Exercise prompt: In the data below, locate each line with the word "ACTIVIDAD" and list it.

Collection entries:
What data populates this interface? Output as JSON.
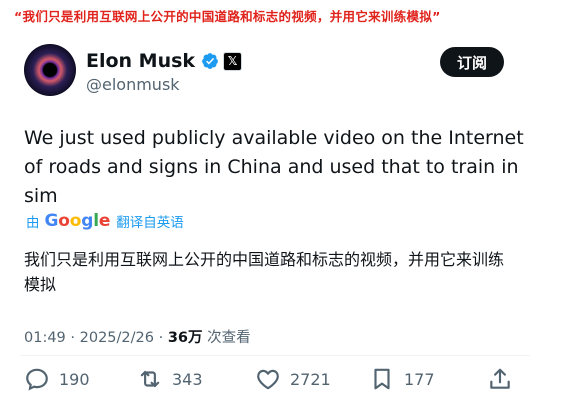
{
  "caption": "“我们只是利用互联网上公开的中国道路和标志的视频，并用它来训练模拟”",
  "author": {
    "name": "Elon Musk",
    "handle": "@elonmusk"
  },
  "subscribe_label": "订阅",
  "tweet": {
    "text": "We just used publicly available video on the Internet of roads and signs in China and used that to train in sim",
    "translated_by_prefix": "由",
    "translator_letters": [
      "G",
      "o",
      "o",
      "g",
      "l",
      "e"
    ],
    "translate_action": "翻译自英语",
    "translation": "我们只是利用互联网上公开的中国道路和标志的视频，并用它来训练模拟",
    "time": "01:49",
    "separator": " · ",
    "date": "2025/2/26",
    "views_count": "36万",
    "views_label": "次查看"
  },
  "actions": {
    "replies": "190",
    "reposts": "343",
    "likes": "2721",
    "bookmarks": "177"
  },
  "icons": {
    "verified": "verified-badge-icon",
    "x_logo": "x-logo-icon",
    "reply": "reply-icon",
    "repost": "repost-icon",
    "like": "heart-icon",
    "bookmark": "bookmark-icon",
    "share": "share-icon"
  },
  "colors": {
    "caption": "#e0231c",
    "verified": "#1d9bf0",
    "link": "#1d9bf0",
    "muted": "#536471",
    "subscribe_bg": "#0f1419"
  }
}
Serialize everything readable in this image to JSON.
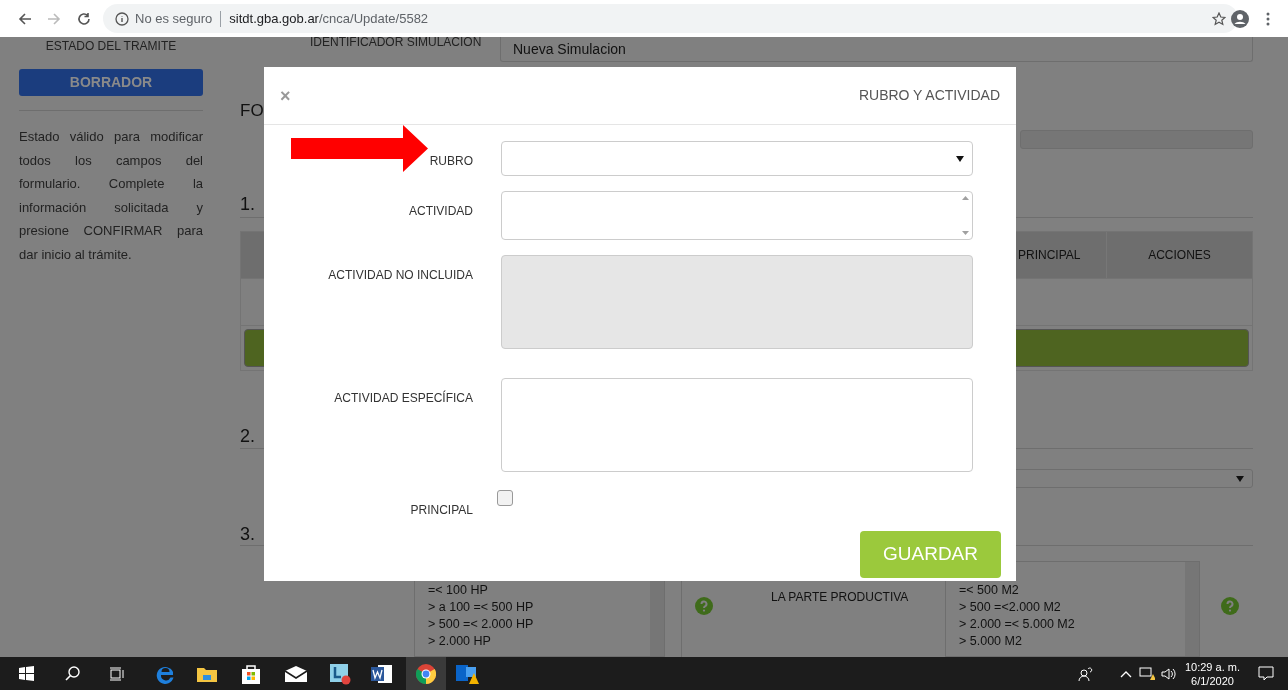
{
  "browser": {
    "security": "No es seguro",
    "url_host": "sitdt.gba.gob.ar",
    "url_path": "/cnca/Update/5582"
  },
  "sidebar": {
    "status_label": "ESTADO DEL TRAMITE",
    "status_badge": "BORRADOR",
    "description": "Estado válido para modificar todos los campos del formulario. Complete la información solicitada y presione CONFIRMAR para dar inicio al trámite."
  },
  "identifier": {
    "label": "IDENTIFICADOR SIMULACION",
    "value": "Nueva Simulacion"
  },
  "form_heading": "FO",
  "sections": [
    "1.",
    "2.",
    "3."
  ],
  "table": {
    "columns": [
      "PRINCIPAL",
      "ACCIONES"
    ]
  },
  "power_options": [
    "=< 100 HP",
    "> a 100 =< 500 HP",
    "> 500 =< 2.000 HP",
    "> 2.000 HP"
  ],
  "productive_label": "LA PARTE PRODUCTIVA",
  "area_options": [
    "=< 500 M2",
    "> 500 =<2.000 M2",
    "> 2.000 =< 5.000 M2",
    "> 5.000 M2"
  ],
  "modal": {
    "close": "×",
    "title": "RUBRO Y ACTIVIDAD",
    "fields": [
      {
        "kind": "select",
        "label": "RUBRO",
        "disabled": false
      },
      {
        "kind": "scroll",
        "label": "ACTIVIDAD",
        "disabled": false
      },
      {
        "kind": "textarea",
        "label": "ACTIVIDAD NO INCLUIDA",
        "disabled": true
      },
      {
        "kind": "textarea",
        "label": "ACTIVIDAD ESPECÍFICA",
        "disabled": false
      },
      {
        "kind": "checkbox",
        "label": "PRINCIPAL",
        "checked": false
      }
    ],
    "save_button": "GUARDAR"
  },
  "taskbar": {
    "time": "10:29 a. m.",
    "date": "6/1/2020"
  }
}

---

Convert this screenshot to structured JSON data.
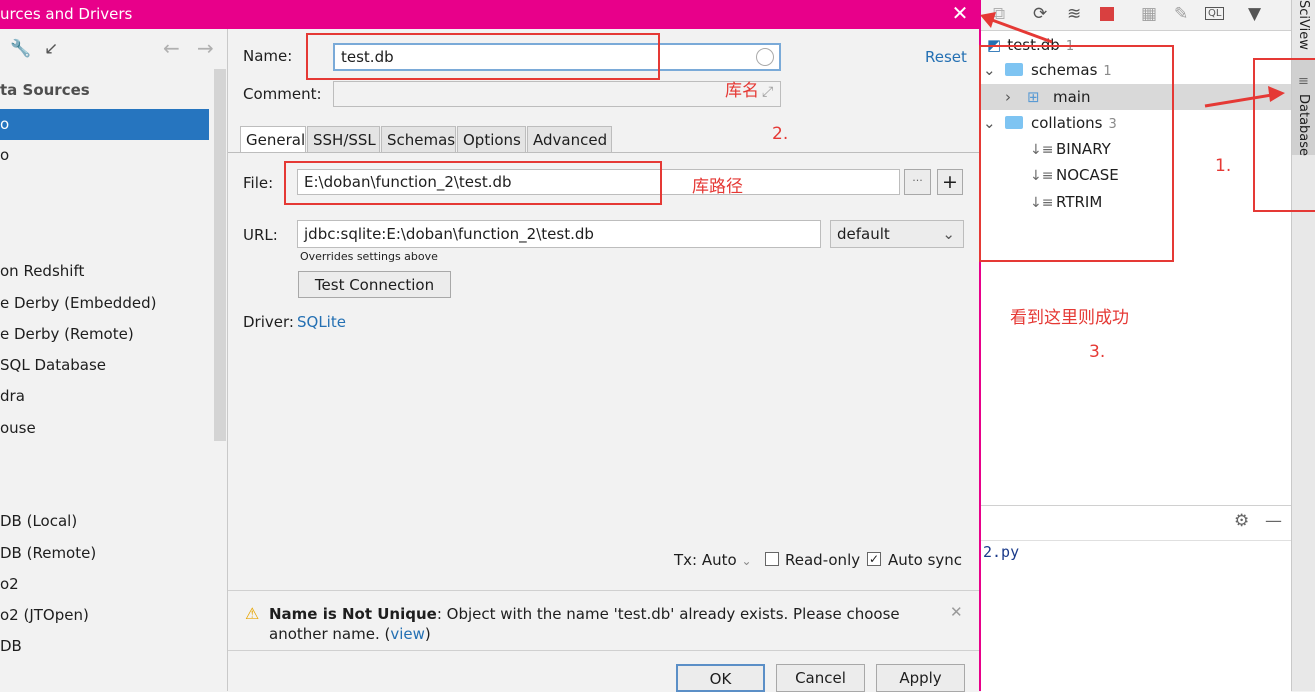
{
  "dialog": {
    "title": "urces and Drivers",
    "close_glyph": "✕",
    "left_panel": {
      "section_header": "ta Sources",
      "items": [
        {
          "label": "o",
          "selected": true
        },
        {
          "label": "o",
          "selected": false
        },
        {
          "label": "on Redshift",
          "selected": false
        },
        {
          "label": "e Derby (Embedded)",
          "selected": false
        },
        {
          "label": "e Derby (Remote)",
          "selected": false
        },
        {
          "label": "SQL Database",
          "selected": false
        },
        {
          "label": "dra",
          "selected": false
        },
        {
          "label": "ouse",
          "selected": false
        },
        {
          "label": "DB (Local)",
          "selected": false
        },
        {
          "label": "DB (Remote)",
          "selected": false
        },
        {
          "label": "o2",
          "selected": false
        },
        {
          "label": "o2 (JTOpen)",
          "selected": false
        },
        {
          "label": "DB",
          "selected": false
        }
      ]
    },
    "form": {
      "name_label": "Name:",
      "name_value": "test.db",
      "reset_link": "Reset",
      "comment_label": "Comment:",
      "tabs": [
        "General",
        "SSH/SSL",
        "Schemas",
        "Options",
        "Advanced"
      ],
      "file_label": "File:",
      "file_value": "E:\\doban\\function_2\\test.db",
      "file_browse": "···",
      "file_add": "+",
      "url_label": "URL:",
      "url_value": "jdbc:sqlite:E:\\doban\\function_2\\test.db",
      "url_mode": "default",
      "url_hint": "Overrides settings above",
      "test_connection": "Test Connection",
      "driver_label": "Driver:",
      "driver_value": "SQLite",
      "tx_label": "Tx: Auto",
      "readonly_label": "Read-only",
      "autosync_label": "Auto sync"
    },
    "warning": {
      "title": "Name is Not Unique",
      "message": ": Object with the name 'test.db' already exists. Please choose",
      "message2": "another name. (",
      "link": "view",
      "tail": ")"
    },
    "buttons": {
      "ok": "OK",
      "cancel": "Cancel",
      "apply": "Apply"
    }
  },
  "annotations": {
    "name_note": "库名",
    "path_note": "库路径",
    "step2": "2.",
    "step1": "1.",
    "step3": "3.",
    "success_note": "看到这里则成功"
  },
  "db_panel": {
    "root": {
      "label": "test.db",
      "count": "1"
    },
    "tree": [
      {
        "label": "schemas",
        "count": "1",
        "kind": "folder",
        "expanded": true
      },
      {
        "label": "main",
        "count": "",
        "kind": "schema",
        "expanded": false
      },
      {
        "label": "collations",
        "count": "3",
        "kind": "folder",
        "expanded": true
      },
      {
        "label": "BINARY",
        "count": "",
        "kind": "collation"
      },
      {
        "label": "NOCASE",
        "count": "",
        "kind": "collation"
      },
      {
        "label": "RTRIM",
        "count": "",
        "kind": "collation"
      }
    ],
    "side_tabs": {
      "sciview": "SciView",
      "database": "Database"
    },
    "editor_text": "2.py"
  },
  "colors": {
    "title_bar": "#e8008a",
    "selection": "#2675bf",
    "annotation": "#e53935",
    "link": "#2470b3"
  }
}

Answer section:
    "title": "RUBRO Y ACTIVIDAD",
        "label": "ACTIVIDAD",
        "label": "ACTIVIDAD NO INCLUIDA",
        "label": "ACTIVIDAD ESPECÍFICA",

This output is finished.